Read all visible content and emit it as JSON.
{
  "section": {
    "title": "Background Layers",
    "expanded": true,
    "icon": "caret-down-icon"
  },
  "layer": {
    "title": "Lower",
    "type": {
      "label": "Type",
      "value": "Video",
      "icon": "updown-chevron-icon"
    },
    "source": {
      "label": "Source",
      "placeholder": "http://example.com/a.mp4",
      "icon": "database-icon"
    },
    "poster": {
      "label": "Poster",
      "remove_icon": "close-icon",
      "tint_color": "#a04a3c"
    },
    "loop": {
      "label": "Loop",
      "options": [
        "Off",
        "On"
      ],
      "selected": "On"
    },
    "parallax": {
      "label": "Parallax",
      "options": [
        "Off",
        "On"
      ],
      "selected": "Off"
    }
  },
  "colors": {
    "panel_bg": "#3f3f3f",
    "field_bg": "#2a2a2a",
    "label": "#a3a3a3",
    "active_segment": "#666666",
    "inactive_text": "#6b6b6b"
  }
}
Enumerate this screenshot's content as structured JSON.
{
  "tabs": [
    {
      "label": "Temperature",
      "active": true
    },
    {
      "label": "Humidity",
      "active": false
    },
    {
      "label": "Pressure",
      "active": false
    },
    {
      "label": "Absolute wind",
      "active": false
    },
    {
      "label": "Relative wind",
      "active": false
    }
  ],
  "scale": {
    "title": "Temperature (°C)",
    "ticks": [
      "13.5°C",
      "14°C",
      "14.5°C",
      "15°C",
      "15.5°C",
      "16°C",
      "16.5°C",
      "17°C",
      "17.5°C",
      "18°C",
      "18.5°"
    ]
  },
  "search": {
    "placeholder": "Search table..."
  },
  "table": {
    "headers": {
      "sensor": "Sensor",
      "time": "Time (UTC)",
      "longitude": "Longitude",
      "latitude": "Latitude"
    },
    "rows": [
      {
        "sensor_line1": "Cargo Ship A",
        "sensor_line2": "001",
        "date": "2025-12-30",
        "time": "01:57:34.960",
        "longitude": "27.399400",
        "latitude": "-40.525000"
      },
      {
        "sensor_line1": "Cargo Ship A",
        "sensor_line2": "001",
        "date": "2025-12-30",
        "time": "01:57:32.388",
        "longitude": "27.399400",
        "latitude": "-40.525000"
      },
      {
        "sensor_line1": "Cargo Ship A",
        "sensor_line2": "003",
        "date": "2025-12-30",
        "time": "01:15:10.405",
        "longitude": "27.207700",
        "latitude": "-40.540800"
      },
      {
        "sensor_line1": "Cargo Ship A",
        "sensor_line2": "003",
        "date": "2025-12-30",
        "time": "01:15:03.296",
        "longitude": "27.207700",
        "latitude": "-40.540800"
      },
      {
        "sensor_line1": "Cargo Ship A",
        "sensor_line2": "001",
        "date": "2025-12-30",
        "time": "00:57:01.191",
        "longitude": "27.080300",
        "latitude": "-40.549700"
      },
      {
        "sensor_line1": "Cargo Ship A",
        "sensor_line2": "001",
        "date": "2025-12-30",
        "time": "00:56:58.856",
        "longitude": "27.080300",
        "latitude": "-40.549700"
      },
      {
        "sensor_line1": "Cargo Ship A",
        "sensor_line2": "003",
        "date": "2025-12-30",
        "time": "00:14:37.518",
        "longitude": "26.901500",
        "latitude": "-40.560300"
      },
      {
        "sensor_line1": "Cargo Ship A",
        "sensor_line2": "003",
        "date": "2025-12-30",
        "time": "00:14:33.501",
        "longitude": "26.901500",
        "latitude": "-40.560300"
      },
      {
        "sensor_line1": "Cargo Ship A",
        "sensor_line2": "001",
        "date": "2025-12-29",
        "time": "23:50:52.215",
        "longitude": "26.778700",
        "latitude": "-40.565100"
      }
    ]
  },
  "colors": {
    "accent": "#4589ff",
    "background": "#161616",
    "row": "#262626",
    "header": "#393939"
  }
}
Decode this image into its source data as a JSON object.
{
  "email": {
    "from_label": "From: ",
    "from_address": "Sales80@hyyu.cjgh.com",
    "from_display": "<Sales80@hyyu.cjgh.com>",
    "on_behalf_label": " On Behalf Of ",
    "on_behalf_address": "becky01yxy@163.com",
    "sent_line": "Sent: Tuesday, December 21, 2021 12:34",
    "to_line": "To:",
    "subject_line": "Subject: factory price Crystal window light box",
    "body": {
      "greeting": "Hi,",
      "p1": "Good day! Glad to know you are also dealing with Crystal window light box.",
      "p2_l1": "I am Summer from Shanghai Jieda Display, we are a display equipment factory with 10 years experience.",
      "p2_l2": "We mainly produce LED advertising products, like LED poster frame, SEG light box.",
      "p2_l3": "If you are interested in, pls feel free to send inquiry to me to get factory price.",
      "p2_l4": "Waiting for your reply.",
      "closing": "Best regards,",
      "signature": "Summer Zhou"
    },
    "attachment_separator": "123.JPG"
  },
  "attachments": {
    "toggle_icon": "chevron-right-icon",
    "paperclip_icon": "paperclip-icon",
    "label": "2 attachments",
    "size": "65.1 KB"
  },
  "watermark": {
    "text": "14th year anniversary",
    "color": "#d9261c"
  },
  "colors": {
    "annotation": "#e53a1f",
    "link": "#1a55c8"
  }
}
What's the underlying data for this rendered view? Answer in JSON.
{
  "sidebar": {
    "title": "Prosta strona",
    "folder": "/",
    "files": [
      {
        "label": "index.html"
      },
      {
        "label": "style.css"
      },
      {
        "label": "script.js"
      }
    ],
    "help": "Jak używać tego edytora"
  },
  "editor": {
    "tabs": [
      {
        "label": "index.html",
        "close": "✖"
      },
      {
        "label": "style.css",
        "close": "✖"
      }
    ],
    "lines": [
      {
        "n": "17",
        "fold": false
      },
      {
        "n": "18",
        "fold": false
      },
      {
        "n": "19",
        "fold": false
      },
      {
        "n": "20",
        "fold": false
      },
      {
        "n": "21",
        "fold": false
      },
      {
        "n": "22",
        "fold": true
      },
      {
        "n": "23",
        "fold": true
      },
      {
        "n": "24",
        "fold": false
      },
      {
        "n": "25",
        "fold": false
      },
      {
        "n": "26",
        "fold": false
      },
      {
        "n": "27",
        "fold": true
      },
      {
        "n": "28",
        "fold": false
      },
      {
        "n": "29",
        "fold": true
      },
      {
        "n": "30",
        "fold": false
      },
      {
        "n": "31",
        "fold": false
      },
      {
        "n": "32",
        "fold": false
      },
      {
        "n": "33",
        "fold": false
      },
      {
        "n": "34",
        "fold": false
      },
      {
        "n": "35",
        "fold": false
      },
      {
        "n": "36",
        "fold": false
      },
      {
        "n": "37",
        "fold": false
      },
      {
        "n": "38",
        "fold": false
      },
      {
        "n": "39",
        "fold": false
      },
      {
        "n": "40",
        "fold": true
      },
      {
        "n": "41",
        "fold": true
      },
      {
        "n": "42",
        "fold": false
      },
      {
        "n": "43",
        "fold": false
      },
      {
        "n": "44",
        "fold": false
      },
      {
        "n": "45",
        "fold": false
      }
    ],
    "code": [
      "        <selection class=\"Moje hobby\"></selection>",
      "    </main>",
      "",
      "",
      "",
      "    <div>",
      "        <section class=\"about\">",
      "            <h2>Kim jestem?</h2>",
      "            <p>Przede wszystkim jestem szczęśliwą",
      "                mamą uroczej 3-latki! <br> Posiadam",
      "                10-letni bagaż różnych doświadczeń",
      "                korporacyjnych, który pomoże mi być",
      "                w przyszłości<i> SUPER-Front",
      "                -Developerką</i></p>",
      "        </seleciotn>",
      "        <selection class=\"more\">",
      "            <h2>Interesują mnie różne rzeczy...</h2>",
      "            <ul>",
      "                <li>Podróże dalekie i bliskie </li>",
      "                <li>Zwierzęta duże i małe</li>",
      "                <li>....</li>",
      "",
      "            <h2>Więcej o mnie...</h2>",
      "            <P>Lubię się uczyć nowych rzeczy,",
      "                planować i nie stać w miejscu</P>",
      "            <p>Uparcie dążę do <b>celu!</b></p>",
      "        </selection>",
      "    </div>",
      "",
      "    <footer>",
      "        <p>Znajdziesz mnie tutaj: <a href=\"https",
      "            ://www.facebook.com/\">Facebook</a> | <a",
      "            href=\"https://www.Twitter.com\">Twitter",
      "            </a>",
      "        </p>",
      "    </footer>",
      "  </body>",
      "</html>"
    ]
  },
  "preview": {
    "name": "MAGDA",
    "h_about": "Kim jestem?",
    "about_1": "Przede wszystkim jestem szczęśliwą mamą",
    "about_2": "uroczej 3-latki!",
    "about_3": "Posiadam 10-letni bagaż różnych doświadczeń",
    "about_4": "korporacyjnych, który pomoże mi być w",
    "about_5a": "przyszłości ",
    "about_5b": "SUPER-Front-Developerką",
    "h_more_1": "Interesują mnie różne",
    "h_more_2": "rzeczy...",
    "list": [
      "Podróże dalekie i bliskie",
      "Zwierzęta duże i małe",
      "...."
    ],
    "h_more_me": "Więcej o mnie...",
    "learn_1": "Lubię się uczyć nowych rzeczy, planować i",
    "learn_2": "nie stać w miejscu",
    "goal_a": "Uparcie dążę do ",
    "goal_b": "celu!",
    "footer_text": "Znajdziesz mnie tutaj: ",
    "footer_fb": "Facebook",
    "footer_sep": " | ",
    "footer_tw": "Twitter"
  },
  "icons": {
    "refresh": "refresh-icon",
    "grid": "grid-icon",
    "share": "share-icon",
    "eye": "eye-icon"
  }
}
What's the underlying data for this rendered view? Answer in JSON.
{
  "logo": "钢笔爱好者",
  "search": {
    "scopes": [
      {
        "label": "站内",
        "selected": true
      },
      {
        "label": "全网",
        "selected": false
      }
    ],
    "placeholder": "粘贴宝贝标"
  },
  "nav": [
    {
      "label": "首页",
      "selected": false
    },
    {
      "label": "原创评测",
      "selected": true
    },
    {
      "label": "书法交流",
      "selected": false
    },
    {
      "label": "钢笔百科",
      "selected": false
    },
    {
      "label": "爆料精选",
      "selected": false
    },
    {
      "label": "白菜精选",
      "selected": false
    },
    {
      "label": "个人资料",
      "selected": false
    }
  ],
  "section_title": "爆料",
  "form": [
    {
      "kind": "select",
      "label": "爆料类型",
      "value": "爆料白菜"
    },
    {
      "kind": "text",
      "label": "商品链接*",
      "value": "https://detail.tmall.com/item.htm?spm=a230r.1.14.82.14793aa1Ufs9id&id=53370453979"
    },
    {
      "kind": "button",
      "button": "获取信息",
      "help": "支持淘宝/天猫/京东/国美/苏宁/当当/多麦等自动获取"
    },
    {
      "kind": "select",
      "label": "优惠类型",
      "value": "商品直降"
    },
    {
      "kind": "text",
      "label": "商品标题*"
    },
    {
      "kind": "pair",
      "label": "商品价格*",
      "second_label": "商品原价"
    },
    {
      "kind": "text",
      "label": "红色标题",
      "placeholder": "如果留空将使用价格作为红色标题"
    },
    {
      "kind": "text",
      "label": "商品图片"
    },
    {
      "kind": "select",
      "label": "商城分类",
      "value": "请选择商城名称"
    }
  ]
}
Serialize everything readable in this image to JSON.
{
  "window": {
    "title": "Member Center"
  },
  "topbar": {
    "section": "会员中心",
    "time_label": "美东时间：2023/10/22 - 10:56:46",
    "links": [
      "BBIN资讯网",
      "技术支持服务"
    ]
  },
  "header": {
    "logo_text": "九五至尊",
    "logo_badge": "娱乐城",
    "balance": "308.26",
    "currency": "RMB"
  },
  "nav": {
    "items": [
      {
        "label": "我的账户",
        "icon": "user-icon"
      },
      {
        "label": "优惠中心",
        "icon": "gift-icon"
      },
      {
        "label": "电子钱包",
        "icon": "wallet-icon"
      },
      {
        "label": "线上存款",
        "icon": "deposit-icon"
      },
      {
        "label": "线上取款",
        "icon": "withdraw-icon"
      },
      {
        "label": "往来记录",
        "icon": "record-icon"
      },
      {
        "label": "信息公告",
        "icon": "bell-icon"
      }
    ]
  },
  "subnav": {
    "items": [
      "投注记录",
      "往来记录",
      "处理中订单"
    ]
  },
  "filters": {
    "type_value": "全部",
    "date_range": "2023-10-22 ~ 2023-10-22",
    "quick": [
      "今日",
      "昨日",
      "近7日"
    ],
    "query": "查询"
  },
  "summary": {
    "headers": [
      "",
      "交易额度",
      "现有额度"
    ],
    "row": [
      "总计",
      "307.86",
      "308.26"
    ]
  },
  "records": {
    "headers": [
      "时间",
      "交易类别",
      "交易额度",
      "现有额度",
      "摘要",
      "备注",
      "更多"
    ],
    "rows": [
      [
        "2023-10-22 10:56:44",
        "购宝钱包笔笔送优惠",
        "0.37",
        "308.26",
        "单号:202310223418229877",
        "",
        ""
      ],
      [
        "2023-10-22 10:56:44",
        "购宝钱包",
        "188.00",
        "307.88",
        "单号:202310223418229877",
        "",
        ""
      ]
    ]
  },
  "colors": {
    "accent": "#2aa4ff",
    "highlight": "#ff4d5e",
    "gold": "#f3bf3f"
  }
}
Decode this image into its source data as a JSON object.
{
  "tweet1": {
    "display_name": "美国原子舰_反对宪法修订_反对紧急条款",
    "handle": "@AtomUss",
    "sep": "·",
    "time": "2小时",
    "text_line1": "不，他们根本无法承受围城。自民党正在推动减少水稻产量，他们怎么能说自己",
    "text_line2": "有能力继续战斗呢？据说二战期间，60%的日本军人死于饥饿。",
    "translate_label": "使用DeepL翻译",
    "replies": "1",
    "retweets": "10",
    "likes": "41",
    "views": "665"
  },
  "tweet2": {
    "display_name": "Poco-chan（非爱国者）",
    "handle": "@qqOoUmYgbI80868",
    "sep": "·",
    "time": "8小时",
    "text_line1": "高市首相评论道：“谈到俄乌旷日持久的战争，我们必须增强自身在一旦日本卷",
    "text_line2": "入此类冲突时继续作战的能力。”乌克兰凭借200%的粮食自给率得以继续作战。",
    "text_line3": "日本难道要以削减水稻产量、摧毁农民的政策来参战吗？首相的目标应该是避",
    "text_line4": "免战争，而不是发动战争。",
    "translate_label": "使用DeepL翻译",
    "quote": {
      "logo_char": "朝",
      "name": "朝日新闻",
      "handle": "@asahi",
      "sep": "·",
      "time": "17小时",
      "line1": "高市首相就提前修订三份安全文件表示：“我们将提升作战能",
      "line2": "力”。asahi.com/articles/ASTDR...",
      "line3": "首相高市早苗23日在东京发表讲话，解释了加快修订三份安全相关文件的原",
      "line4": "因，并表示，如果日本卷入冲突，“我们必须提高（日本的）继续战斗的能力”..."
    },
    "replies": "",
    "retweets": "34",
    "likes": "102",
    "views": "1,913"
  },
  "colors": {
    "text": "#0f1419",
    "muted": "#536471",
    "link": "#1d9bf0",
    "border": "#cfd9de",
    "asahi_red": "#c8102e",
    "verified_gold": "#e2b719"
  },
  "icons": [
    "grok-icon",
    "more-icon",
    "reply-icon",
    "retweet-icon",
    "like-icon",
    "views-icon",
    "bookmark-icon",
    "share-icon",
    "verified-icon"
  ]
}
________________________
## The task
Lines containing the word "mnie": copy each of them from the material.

## Response box
      "            <h2>Interesują mnie różne rzeczy...</h2>",
      "            <h2>Więcej o mnie...</h2>",
      "        <p>Znajdziesz mnie tutaj: <a href=\"https",
    "h_more_1": "Interesują mnie różne",
    "h_more_me": "Więcej o mnie...",
    "footer_text": "Znajdziesz mnie tutaj: ",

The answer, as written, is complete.